*TASK OBJECTIVE*. Which lines of the entries contain the word "icon"? Please list them.

(Excerpts from an interface dataset)
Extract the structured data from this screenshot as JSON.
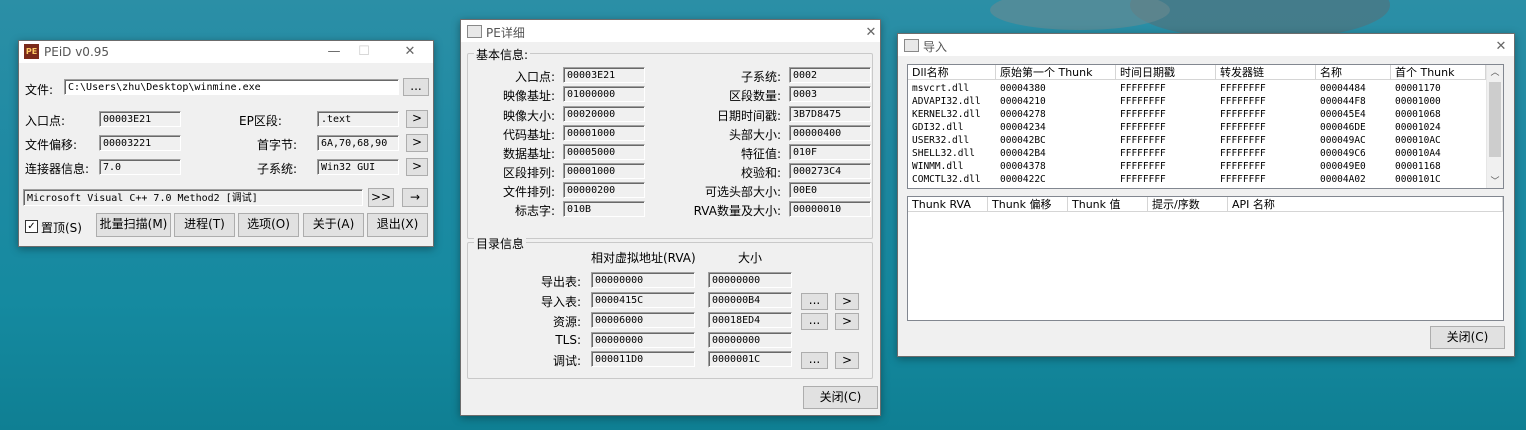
{
  "peid": {
    "title": "PEiD v0.95",
    "file_label": "文件:",
    "file_path": "C:\\Users\\zhu\\Desktop\\winmine.exe",
    "browse": "...",
    "entry_label": "入口点:",
    "entry_value": "00003E21",
    "ep_section_label": "EP区段:",
    "ep_section_value": ".text",
    "file_offset_label": "文件偏移:",
    "file_offset_value": "00003221",
    "first_bytes_label": "首字节:",
    "first_bytes_value": "6A,70,68,90",
    "linker_label": "连接器信息:",
    "linker_value": "7.0",
    "subsystem_label": "子系统:",
    "subsystem_value": "Win32 GUI",
    "arrow": ">",
    "detect_result": "Microsoft Visual C++ 7.0 Method2 [调试]",
    "double_arrow": ">>",
    "right_arrow": "→",
    "ontop_label": "置顶(S)",
    "buttons": [
      "批量扫描(M)",
      "进程(T)",
      "选项(O)",
      "关于(A)",
      "退出(X)"
    ]
  },
  "pe": {
    "title": "PE详细",
    "basic_group": "基本信息:",
    "left_fields": [
      {
        "label": "入口点:",
        "value": "00003E21"
      },
      {
        "label": "映像基址:",
        "value": "01000000"
      },
      {
        "label": "映像大小:",
        "value": "00020000"
      },
      {
        "label": "代码基址:",
        "value": "00001000"
      },
      {
        "label": "数据基址:",
        "value": "00005000"
      },
      {
        "label": "区段排列:",
        "value": "00001000"
      },
      {
        "label": "文件排列:",
        "value": "00000200"
      },
      {
        "label": "标志字:",
        "value": "010B"
      }
    ],
    "right_fields": [
      {
        "label": "子系统:",
        "value": "0002"
      },
      {
        "label": "区段数量:",
        "value": "0003"
      },
      {
        "label": "日期时间戳:",
        "value": "3B7D8475"
      },
      {
        "label": "头部大小:",
        "value": "00000400"
      },
      {
        "label": "特征值:",
        "value": "010F"
      },
      {
        "label": "校验和:",
        "value": "000273C4"
      },
      {
        "label": "可选头部大小:",
        "value": "00E0"
      },
      {
        "label": "RVA数量及大小:",
        "value": "00000010"
      }
    ],
    "dir_group": "目录信息",
    "dir_col_rva": "相对虚拟地址(RVA)",
    "dir_col_size": "大小",
    "dirs": [
      {
        "label": "导出表:",
        "rva": "00000000",
        "size": "00000000",
        "buttons": false
      },
      {
        "label": "导入表:",
        "rva": "0000415C",
        "size": "000000B4",
        "buttons": true
      },
      {
        "label": "资源:",
        "rva": "00006000",
        "size": "00018ED4",
        "buttons": true
      },
      {
        "label": "TLS:",
        "rva": "00000000",
        "size": "00000000",
        "buttons": false
      },
      {
        "label": "调试:",
        "rva": "000011D0",
        "size": "0000001C",
        "buttons": true
      }
    ],
    "more": "...",
    "go": ">",
    "close": "关闭(C)"
  },
  "imports": {
    "title": "导入",
    "columns": [
      "Dll名称",
      "原始第一个 Thunk",
      "时间日期戳",
      "转发器链",
      "名称",
      "首个 Thunk"
    ],
    "rows": [
      [
        "msvcrt.dll",
        "00004380",
        "FFFFFFFF",
        "FFFFFFFF",
        "00004484",
        "00001170"
      ],
      [
        "ADVAPI32.dll",
        "00004210",
        "FFFFFFFF",
        "FFFFFFFF",
        "000044F8",
        "00001000"
      ],
      [
        "KERNEL32.dll",
        "00004278",
        "FFFFFFFF",
        "FFFFFFFF",
        "000045E4",
        "00001068"
      ],
      [
        "GDI32.dll",
        "00004234",
        "FFFFFFFF",
        "FFFFFFFF",
        "000046DE",
        "00001024"
      ],
      [
        "USER32.dll",
        "000042BC",
        "FFFFFFFF",
        "FFFFFFFF",
        "000049AC",
        "000010AC"
      ],
      [
        "SHELL32.dll",
        "000042B4",
        "FFFFFFFF",
        "FFFFFFFF",
        "000049C6",
        "000010A4"
      ],
      [
        "WINMM.dll",
        "00004378",
        "FFFFFFFF",
        "FFFFFFFF",
        "000049E0",
        "00001168"
      ],
      [
        "COMCTL32.dll",
        "0000422C",
        "FFFFFFFF",
        "FFFFFFFF",
        "00004A02",
        "0000101C"
      ]
    ],
    "thunk_columns": [
      "Thunk RVA",
      "Thunk 偏移",
      "Thunk 值",
      "提示/序数",
      "API 名称"
    ],
    "close": "关闭(C)"
  },
  "window_controls": {
    "minimize": "—",
    "maximize": "☐",
    "close": "✕"
  }
}
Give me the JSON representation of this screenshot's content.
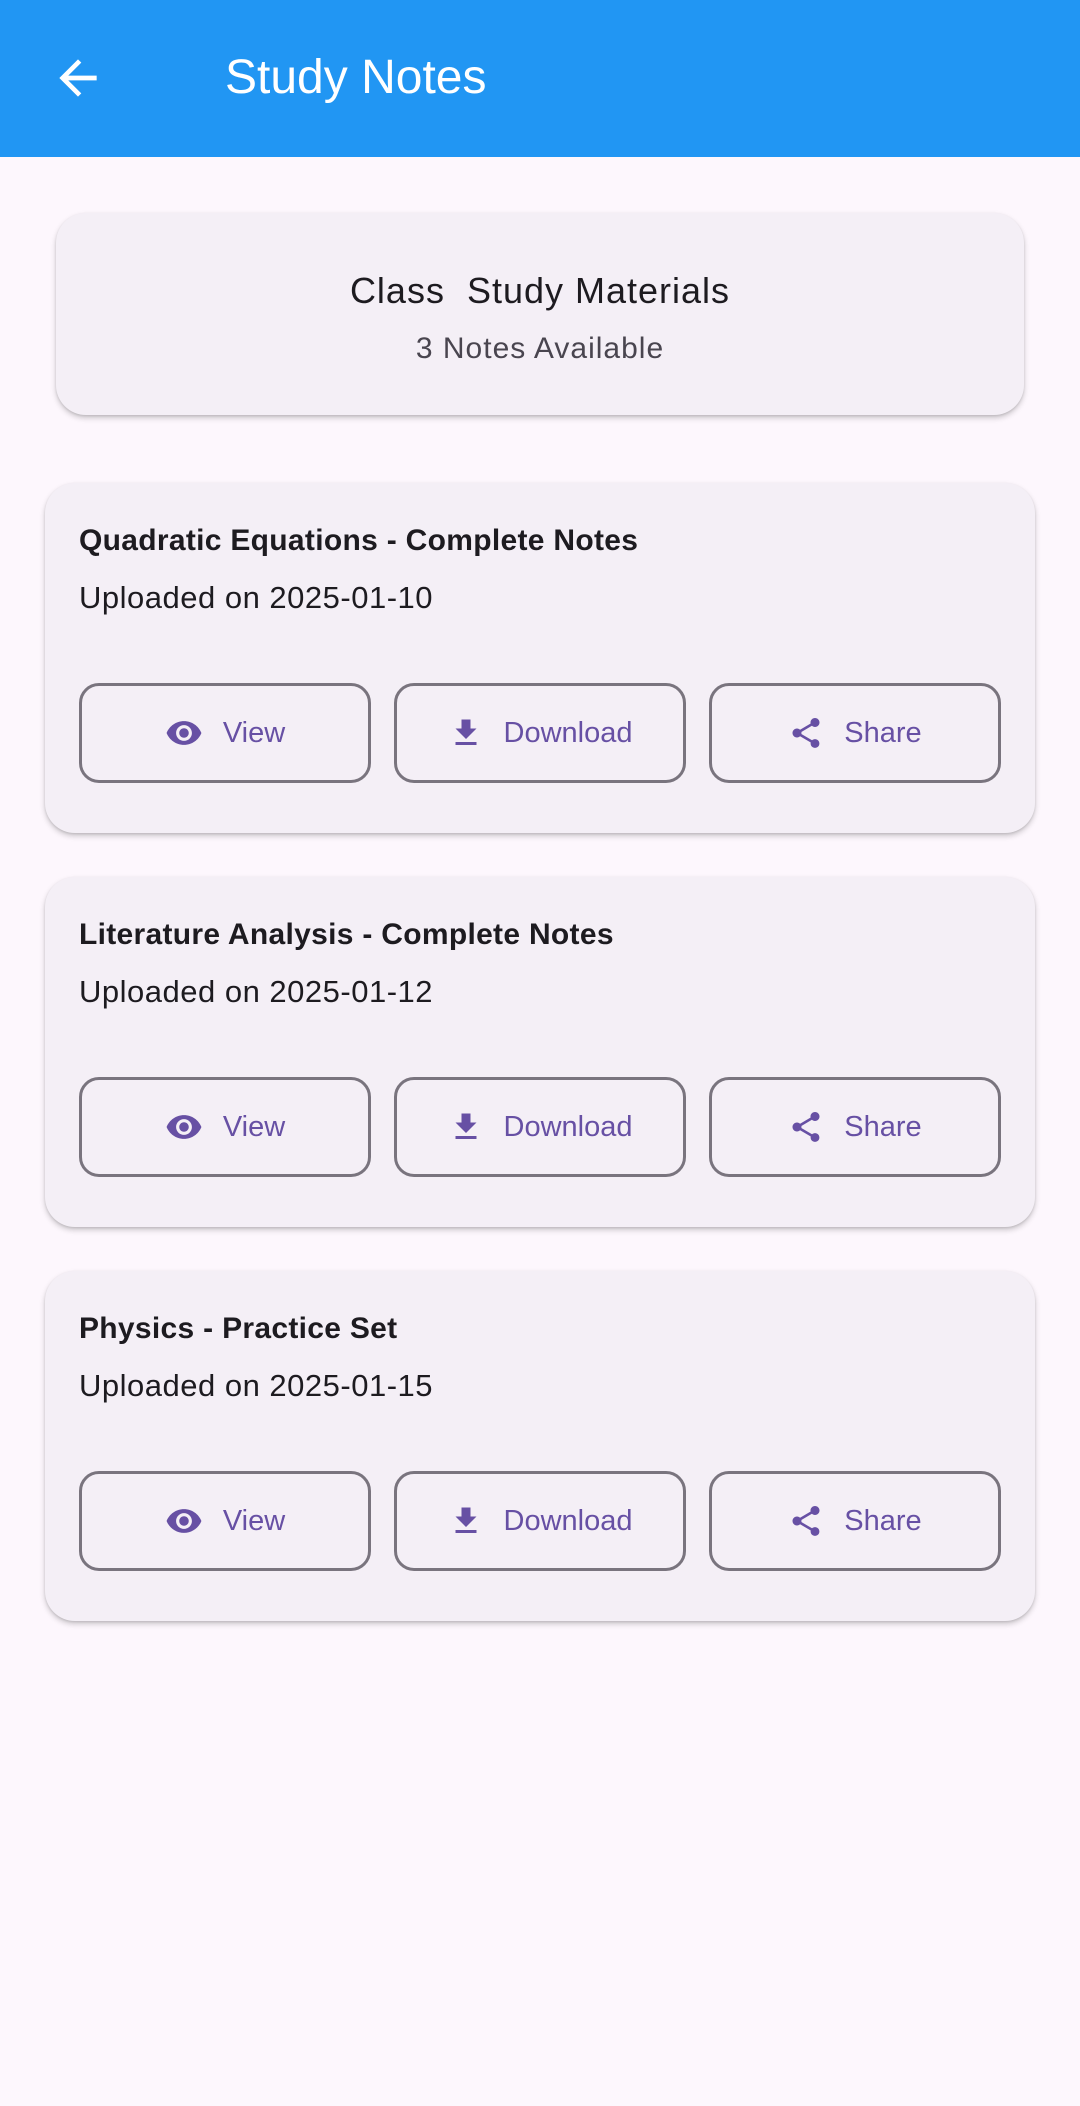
{
  "appbar": {
    "title": "Study Notes",
    "back_icon": "arrow-back-icon",
    "background": "#2196f3"
  },
  "header": {
    "title": "Class  Study Materials",
    "count_text": "3 Notes Available"
  },
  "colors": {
    "accent": "#6750a4",
    "card": "#f4eff6",
    "page": "#fdf7fd",
    "outline": "#79747e"
  },
  "actions": {
    "view": {
      "label": "View",
      "icon": "eye-icon"
    },
    "download": {
      "label": "Download",
      "icon": "download-icon"
    },
    "share": {
      "label": "Share",
      "icon": "share-icon"
    }
  },
  "notes": [
    {
      "title": "Quadratic Equations - Complete Notes",
      "date": "Uploaded on 2025-01-10"
    },
    {
      "title": "Literature Analysis - Complete Notes",
      "date": "Uploaded on 2025-01-12"
    },
    {
      "title": "Physics - Practice Set",
      "date": "Uploaded on 2025-01-15"
    }
  ]
}
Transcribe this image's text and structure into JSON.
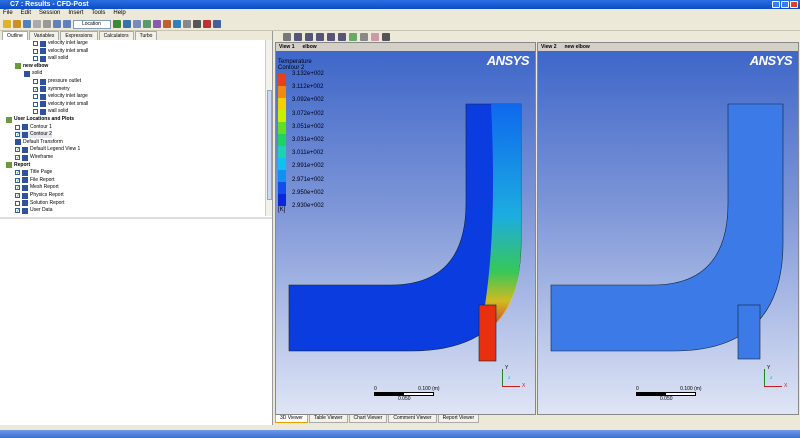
{
  "window": {
    "title": "C7 : Results - CFD-Post"
  },
  "menu": [
    "File",
    "Edit",
    "Session",
    "Insert",
    "Tools",
    "Help"
  ],
  "toolbar": {
    "location_label": "Location"
  },
  "left_tabs": [
    "Outline",
    "Variables",
    "Expressions",
    "Calculators",
    "Turbo"
  ],
  "tree": [
    {
      "label": "velocity inlet large",
      "level": 3,
      "checked": false
    },
    {
      "label": "velocity inlet small",
      "level": 3,
      "checked": false
    },
    {
      "label": "wall solid",
      "level": 3,
      "checked": false
    },
    {
      "label": "new elbow",
      "level": 1,
      "bold": true
    },
    {
      "label": "solid",
      "level": 2
    },
    {
      "label": "pressure outlet",
      "level": 3,
      "checked": false
    },
    {
      "label": "symmetry",
      "level": 3,
      "checked": true
    },
    {
      "label": "velocity inlet large",
      "level": 3,
      "checked": false
    },
    {
      "label": "velocity inlet small",
      "level": 3,
      "checked": false
    },
    {
      "label": "wall solid",
      "level": 3,
      "checked": false
    },
    {
      "label": "User Locations and Plots",
      "level": 0,
      "bold": true
    },
    {
      "label": "Contour 1",
      "level": 1,
      "checked": false
    },
    {
      "label": "Contour 2",
      "level": 1,
      "checked": true
    },
    {
      "label": "Default Transform",
      "level": 1
    },
    {
      "label": "Default Legend View 1",
      "level": 1,
      "checked": true
    },
    {
      "label": "Wireframe",
      "level": 1,
      "checked": true
    },
    {
      "label": "Report",
      "level": 0,
      "bold": true
    },
    {
      "label": "Title Page",
      "level": 1,
      "checked": true
    },
    {
      "label": "File Report",
      "level": 1,
      "checked": true
    },
    {
      "label": "Mesh Report",
      "level": 1,
      "checked": true
    },
    {
      "label": "Physics Report",
      "level": 1,
      "checked": true
    },
    {
      "label": "Solution Report",
      "level": 1,
      "checked": false
    },
    {
      "label": "User Data",
      "level": 1,
      "checked": true
    }
  ],
  "view1": {
    "name": "View 1",
    "object": "elbow",
    "logo": "ANSYS"
  },
  "view2": {
    "name": "View 2",
    "object": "new elbow",
    "logo": "ANSYS"
  },
  "legend": {
    "variable": "Temperature",
    "plot": "Contour 2",
    "unit": "[K]",
    "values": [
      "3.132e+002",
      "3.112e+002",
      "3.092e+002",
      "3.072e+002",
      "3.051e+002",
      "3.031e+002",
      "3.011e+002",
      "2.991e+002",
      "2.971e+002",
      "2.950e+002",
      "2.930e+002"
    ],
    "colors": [
      "#e8401a",
      "#f08a10",
      "#f5d000",
      "#c8f000",
      "#60e020",
      "#20d060",
      "#20d0b0",
      "#10c0f0",
      "#1090f0",
      "#1050e8",
      "#0a28d8"
    ]
  },
  "scale": {
    "start": "0",
    "end": "0.100",
    "unit": "(m)",
    "mid": "0.050"
  },
  "axes": {
    "y": "Y",
    "x": "X",
    "z": "Z"
  },
  "bottom_tabs": [
    "3D Viewer",
    "Table Viewer",
    "Chart Viewer",
    "Comment Viewer",
    "Report Viewer"
  ]
}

*REPLY TO THE EXERCISE*.
    "back_icon": "arrow-back-icon",
      "icon": "eye-icon"
      "icon": "download-icon"
      "icon": "share-icon"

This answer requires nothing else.